As stated in Section II.6, the metabolic syndrome is identified in ATP III by the presence of three or more marginal or categorical risk factors (see Table II.6-1). Other components of the metabolic syndrome (insulin resistance and prothrombotic state) cannot be identified by routine clinical evaluation. However, in the presence of abdominal obesity, they can be assumed to be present to some degree.
4. Role of emerging risk factors in risk assessment
The relationship of emerging risk factors to CHD risk is considered in detail in Section II.5. Some of these factors are potential adjuncts to risk assessment, but they should not take priority over the major risk factors. Risk evaluation should first be carried out as described for the major risk factors.

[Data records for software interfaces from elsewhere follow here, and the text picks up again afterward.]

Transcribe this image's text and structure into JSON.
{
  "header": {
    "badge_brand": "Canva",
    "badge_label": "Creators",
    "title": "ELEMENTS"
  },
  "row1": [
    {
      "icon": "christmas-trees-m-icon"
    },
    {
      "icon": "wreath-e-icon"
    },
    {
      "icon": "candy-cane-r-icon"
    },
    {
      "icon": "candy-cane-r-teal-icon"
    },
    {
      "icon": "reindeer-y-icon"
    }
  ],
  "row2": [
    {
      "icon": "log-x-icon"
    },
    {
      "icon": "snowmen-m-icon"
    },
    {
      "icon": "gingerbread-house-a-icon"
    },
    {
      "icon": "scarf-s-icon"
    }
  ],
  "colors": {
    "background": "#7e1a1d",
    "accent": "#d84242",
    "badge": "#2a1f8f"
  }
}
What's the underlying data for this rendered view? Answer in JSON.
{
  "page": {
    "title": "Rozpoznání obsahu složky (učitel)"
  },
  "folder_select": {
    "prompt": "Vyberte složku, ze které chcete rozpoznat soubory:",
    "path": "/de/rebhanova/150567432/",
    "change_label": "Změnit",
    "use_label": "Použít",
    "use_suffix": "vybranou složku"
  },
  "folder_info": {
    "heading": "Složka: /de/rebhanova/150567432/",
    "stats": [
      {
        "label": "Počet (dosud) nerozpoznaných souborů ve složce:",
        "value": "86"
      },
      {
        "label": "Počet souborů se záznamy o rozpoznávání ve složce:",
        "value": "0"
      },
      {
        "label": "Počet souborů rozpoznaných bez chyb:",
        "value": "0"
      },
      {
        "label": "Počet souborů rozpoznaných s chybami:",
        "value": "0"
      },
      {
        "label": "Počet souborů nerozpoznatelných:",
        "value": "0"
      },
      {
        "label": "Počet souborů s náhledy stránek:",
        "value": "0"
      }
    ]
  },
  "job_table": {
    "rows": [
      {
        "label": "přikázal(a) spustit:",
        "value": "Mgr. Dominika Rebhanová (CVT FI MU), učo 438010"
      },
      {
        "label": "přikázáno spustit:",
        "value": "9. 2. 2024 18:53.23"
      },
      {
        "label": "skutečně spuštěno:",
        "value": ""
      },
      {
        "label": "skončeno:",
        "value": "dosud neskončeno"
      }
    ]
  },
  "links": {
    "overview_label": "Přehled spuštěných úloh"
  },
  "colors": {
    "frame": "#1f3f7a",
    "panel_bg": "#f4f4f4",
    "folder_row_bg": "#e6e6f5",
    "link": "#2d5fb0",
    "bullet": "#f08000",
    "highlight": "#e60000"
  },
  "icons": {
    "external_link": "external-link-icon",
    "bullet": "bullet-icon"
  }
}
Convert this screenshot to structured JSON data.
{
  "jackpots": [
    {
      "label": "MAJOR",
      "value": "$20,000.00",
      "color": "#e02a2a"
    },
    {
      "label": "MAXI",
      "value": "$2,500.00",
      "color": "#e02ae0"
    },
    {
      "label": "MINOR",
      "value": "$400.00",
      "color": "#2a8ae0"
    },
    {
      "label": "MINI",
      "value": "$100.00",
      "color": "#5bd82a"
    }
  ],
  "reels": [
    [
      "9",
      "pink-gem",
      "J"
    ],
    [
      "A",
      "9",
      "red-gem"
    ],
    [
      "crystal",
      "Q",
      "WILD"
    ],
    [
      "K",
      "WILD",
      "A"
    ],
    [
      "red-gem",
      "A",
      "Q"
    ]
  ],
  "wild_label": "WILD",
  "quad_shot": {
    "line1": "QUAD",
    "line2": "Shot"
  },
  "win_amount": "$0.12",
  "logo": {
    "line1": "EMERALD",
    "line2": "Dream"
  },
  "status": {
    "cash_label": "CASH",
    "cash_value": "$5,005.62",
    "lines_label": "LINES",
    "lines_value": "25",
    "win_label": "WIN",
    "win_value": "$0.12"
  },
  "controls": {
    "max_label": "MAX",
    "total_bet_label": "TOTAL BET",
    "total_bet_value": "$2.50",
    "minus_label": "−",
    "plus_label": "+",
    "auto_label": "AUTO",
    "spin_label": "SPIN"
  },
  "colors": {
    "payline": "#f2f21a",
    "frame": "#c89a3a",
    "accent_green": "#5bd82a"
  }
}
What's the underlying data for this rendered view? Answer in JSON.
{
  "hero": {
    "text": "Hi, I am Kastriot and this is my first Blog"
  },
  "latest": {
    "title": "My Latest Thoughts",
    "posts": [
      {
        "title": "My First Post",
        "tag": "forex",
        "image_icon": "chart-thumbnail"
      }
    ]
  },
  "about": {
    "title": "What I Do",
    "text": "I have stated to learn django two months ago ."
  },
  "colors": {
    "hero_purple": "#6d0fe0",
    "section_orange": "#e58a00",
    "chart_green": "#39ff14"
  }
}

Measurement of emerging risk factors is optional. Emerging risk factors that can be measured include elevations of Lp(a), remnant lipoproteins, small LDL, fibrinogen, homocysteine, high-sensitivity C-reactive protein, impaired fasting plasma glucose (110-125 mg/dL), and measures of subclinical atherosclerosis (myocardial ischemia by exercise testing, carotid intimal-medial thickness, and/or coronary calcium). Among these factors, measures of subclinical atherosclerosis appear to have the most potential usefulness for risk assessment in middleaged or older persons in whom standard risk factors decline in predictive power for individuals. If measurements are made and if abnormalities are detected, physician judgment is needed whether to modify the risk assessment. Examples of where emerging risk factors might be integrated into ATP III risk assessment are the following: (a) to elevate persons with multiple risk factors and 10-year risk ≤20 percent to the category of CHD risk equivalent, and (b) to guide a decision about use of LDL-lowering drugs—after lifestyle changes—in persons with 0-1 risk factor who have an LDL cholesterol in the range of 160-189 mg/dL (see Section IV.2.c).
ATP III does not recommend routine measurement of any of the emerging risk factors for the purpose of risk assessment. They should be used for this purpose only in selected persons and then only on the basis of considered clinical judgment. Several of these tests are not readily available, not well standardized, and are relatively expensive. Therefore, if these tests are used to adjust risk estimates, the physician should be fully cognizant of their limitations; above all, they should not be given undue weight relative to the major risk factors.
↵ * LDL-C=LDL Cholesterol
↵ ** TC=Total Cholesterol
↵ † HDL-C=HDL Cholesterol
↵ ‡ TG=Triglycerides
↵ * Population distributions for serum total cholesterol, LDL cholesterol, HDL cholesterol, and triglyceride levels in the United States are provided in Appendix III-A. To convert cholesterol values in mg/dL to mmol/L, divide by 38.7. To convert triglyceride values in mg/dL to mmol/L, divide by 88.6.